Warning: This review is more than a little mean.
I’ve mentioned Henry Jenkin’s introduction to Interfictions 2 once already. In it he makes an excellent point about genre: when we read genre fiction, we want it to conform somewhat to our expectations of the genre — but we also want it to somewhat confound our expectations to provide some measure of novelty (“It never happened quite that way before”). My biggest problem with The Gates is that I found precious little novelty in it. I’m not sure I’ve read another novel in which themes of the implications of modern experimental high-energy physics on the existence of elemental evil are juxtaposed with a plot about a plucky lad and his plucky dog who must foil a demonic invasion- — but virtually every individual element of this book seemed so familiar I still had the nagging sense I’d already read it.
Another major problem I have with The Gates is that the previous times I encountered its individual components, they were better. Connolly has a penchant, for instance, for writing longish clumps of unattributed humorous dialogue that recalls (among others) Terry Pratchett and Donald Westlake. But Pratchett and Westlake are much funnier. Connolly seems to be striving for punnish name-based humor and an outlandishly omniscient narrative point of view in the mode of Pratchett or Douglas Adams — but locales like “666 Crowley Road” strike me as goofy, not funny. I can forgive Samuel Johnson (the plucky lad) having a pooch named Boswell — blame for that bit of cutsie-poo could be laid at Samuel’s parents’ feet — but giving a present-day researcher at CERN the surname Planck just seems baffling.
My last big problem with The Gates is that it felt sloppily constructed to the point of insulting its audience. It bumps along its rollercoaster track of conflicts and resolutions without the slightest regard as to whether it all makes any sense.

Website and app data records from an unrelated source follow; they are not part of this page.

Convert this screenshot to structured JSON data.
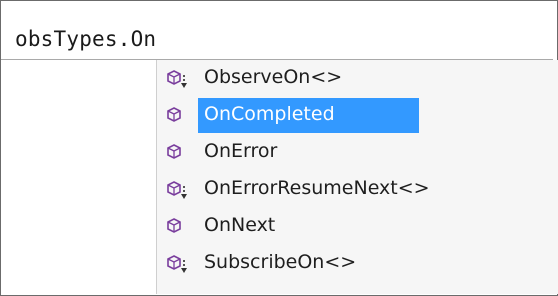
{
  "editor": {
    "code_text": "obsTypes.On"
  },
  "completion": {
    "items": [
      {
        "label": "ObserveOn<>",
        "icon": "extension-method-icon",
        "selected": false
      },
      {
        "label": "OnCompleted",
        "icon": "method-icon",
        "selected": true
      },
      {
        "label": "OnError",
        "icon": "method-icon",
        "selected": false
      },
      {
        "label": "OnErrorResumeNext<>",
        "icon": "extension-method-icon",
        "selected": false
      },
      {
        "label": "OnNext",
        "icon": "method-icon",
        "selected": false
      },
      {
        "label": "SubscribeOn<>",
        "icon": "extension-method-icon",
        "selected": false
      }
    ],
    "colors": {
      "selection": "#3399ff",
      "icon": "#7a3e9d"
    }
  }
}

Members of Connolly’s demonic horde are invincible when he needs to notch up the body count, but otherwise generally susceptible to any random utensil that comes to hand.
I think I would have been disappointed by this book even if I’d encountered it when I was fourteen.
In an odd twist, the thing I enjoyed best about The Gates is that it references the universe’s reaction to the Large Hadron Collider, and I read it while stories about papers published (by Bech Nielsen of the Niels Bohr Institute in Copenhagen and Masao Ninomiya of the Yukawa Institute for Theoretical Physics in Kyoto, Japan) asserting more-or-less that the universe is sabotaging the LHC in order to maintain its own integrity were making their way into the popular press.
needs more demons? More demons wouldn’t really help.